* _WHAT IS BEING ASKED_: Output all entries precisely.

### MATERIAL PROVIDED ###

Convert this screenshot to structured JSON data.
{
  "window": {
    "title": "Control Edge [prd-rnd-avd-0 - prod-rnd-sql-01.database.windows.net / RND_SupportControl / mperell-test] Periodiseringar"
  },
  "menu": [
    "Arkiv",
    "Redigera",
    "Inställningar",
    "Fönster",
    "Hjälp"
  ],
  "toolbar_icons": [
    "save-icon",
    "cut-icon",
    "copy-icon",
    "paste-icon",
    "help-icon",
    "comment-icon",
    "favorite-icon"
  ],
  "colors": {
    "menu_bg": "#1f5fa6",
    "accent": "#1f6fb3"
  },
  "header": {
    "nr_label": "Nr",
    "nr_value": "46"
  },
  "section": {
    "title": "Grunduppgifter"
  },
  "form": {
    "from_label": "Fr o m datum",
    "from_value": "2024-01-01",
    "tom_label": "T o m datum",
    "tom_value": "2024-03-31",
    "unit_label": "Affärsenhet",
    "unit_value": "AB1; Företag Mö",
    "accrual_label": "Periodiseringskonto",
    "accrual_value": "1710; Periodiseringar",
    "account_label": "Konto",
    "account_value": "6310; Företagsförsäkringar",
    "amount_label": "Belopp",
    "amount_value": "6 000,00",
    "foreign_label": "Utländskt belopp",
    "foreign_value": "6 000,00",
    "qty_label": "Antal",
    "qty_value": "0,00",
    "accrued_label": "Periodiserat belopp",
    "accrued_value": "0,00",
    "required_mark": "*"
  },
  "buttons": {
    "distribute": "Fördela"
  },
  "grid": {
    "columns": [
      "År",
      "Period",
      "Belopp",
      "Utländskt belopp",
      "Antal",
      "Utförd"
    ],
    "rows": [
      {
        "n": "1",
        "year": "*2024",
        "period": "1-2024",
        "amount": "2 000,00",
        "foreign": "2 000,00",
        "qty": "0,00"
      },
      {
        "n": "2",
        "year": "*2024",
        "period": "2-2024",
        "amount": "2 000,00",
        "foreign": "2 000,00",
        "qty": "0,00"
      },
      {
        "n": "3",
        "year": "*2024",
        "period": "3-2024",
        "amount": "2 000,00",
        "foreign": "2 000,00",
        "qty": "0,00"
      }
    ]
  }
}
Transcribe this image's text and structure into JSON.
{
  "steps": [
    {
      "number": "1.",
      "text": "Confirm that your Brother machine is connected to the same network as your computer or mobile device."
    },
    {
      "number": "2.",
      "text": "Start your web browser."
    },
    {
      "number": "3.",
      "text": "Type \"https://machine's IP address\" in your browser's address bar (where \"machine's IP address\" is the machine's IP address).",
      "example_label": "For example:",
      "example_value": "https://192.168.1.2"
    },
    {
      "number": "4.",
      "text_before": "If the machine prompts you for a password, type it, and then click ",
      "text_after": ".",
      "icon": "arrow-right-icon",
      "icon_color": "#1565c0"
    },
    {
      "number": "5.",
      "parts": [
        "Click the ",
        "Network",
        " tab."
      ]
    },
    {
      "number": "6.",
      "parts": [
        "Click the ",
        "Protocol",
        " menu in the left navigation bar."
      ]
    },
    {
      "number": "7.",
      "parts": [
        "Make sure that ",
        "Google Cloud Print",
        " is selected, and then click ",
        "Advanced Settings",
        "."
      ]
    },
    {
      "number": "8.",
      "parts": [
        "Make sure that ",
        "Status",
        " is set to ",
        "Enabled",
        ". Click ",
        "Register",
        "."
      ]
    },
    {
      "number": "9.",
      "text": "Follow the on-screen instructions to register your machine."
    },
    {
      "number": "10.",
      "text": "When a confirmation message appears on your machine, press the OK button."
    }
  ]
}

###

* _WRITTEN SOLUTION_:
Convert this screenshot to structured JSON data.
{
  "window": {
    "title": "Control Edge [prd-rnd-avd-0 - prod-rnd-sql-01.database.windows.net / RND_SupportControl / mperell-test] Periodiseringar"
  },
  "menu": [
    "Arkiv",
    "Redigera",
    "Inställningar",
    "Fönster",
    "Hjälp"
  ],
  "toolbar_icons": [
    "save-icon",
    "cut-icon",
    "copy-icon",
    "paste-icon",
    "help-icon",
    "comment-icon",
    "favorite-icon"
  ],
  "colors": {
    "menu_bg": "#1f5fa6",
    "accent": "#1f6fb3"
  },
  "header": {
    "nr_label": "Nr",
    "nr_value": "46"
  },
  "section": {
    "title": "Grunduppgifter"
  },
  "form": {
    "from_label": "Fr o m datum",
    "from_value": "2024-01-01",
    "tom_label": "T o m datum",
    "tom_value": "2024-03-31",
    "unit_label": "Affärsenhet",
    "unit_value": "AB1; Företag Mö",
    "accrual_label": "Periodiseringskonto",
    "accrual_value": "1710; Periodiseringar",
    "account_label": "Konto",
    "account_value": "6310; Företagsförsäkringar",
    "amount_label": "Belopp",
    "amount_value": "6 000,00",
    "foreign_label": "Utländskt belopp",
    "foreign_value": "6 000,00",
    "qty_label": "Antal",
    "qty_value": "0,00",
    "accrued_label": "Periodiserat belopp",
    "accrued_value": "0,00",
    "required_mark": "*"
  },
  "buttons": {
    "distribute": "Fördela"
  },
  "grid": {
    "columns": [
      "År",
      "Period",
      "Belopp",
      "Utländskt belopp",
      "Antal",
      "Utförd"
    ],
    "rows": [
      {
        "n": "1",
        "year": "*2024",
        "period": "1-2024",
        "amount": "2 000,00",
        "foreign": "2 000,00",
        "qty": "0,00"
      },
      {
        "n": "2",
        "year": "*2024",
        "period": "2-2024",
        "amount": "2 000,00",
        "foreign": "2 000,00",
        "qty": "0,00"
      },
      {
        "n": "3",
        "year": "*2024",
        "period": "3-2024",
        "amount": "2 000,00",
        "foreign": "2 000,00",
        "qty": "0,00"
      }
    ]
  }
}
Transcribe this image's text and structure into JSON.
{
  "steps": [
    {
      "number": "1.",
      "text": "Confirm that your Brother machine is connected to the same network as your computer or mobile device."
    },
    {
      "number": "2.",
      "text": "Start your web browser."
    },
    {
      "number": "3.",
      "text": "Type \"https://machine's IP address\" in your browser's address bar (where \"machine's IP address\" is the machine's IP address).",
      "example_label": "For example:",
      "example_value": "https://192.168.1.2"
    },
    {
      "number": "4.",
      "text_before": "If the machine prompts you for a password, type it, and then click ",
      "text_after": ".",
      "icon": "arrow-right-icon",
      "icon_color": "#1565c0"
    },
    {
      "number": "5.",
      "parts": [
        "Click the ",
        "Network",
        " tab."
      ]
    },
    {
      "number": "6.",
      "parts": [
        "Click the ",
        "Protocol",
        " menu in the left navigation bar."
      ]
    },
    {
      "number": "7.",
      "parts": [
        "Make sure that ",
        "Google Cloud Print",
        " is selected, and then click ",
        "Advanced Settings",
        "."
      ]
    },
    {
      "number": "8.",
      "parts": [
        "Make sure that ",
        "Status",
        " is set to ",
        "Enabled",
        ". Click ",
        "Register",
        "."
      ]
    },
    {
      "number": "9.",
      "text": "Follow the on-screen instructions to register your machine."
    },
    {
      "number": "10.",
      "text": "When a confirmation message appears on your machine, press the OK button."
    }
  ]
}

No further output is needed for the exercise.